HELENA — Montana’s insurance commissioner said Tuesday that she is frustrated and upset that the federal health insurance exchange is still not working properly three weeks after its launch.
Monica Lindeen also had a message for state legislators who rejected a Montana-run marketplace website: I told you so.
Republican-led legislators opposed to President Barack Obama’s health overhaul previously derailed a bill that would have created a state-run online exchange. As a result, the federal government is running Montana’s exchange and those of dozens of other states through www.healthcare.gov .
The U.S. government website has been plagued by errors and delays since it launched Oct. 1. States with their own exchanges are faring better. Some have launched without a hitch; others that have been able to fix glitches encountered at start up, Lindeen said.
“I know you’re never supposed to say I told you so, but I really have to say it this time,” she told a panel of lawmakers meeting for an update on the exchange.
Lindeen reminded the panel that she appeared before the Legislature during the session earlier this year with insurers, industry groups and individuals to press for a state-run exchange.
A proposal for a state-run exchange by Republican Rep. Tom Berry of Roundup was killed in a House committee in March by stringent critics of the health-care law who saw it as supporting an unpopular federal program.

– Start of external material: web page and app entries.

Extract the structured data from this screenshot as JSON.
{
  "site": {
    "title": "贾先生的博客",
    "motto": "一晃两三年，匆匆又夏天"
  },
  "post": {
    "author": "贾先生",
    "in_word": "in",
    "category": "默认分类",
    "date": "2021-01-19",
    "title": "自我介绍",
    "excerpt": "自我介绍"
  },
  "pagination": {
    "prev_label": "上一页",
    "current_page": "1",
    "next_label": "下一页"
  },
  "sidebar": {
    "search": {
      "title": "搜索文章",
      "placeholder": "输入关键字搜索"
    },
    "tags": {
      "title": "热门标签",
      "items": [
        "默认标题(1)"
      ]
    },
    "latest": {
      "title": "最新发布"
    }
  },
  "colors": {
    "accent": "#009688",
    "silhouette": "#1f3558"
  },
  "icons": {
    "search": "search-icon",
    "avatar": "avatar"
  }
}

Lindeen said the bill was killed because the Legislature couldn’t get past partisan politics, leaving the state in the situation it’s in now.
“I hope in the future we are able to close the gap and work together when we have an issue this important,” she said.
Still, insurance coverage being offered through the exchange is sound, and people can bypass the website by phoning a toll-free call center or downloading a paper application and mailing it in, she said.
The exchanges are a key part of the health-care overhaul, meant to help uninsured or underinsured people and groups find coverage in an open marketplace.
The enrollment period is open for coverage that begins Jan. 1, and most uninsured people who aren’t enrolled after March will face a tax penalty in 2014 that will rise in subsequent years.
Subsidies are available for people with incomes less than 400 percent of the federal poverty level.
The members of the Economic Affairs interim committee did not address Lindeen’s comments but focused instead on how many people actually have signed up for insurance coverage through the exchange, the cost of the plans and whether private information was being adequately protected.
Lindeen said she did not know how many people have been able to sign up, as the system is run by the federal government.
“We’re not getting a lot of answers at this point,” she said. “Whatever you read in the press is pretty much what we’ve got.”
Stay Connected with the Daily Roundup.
Sign up for our newsletter and get the best of the Beacon delivered every day to your inbox.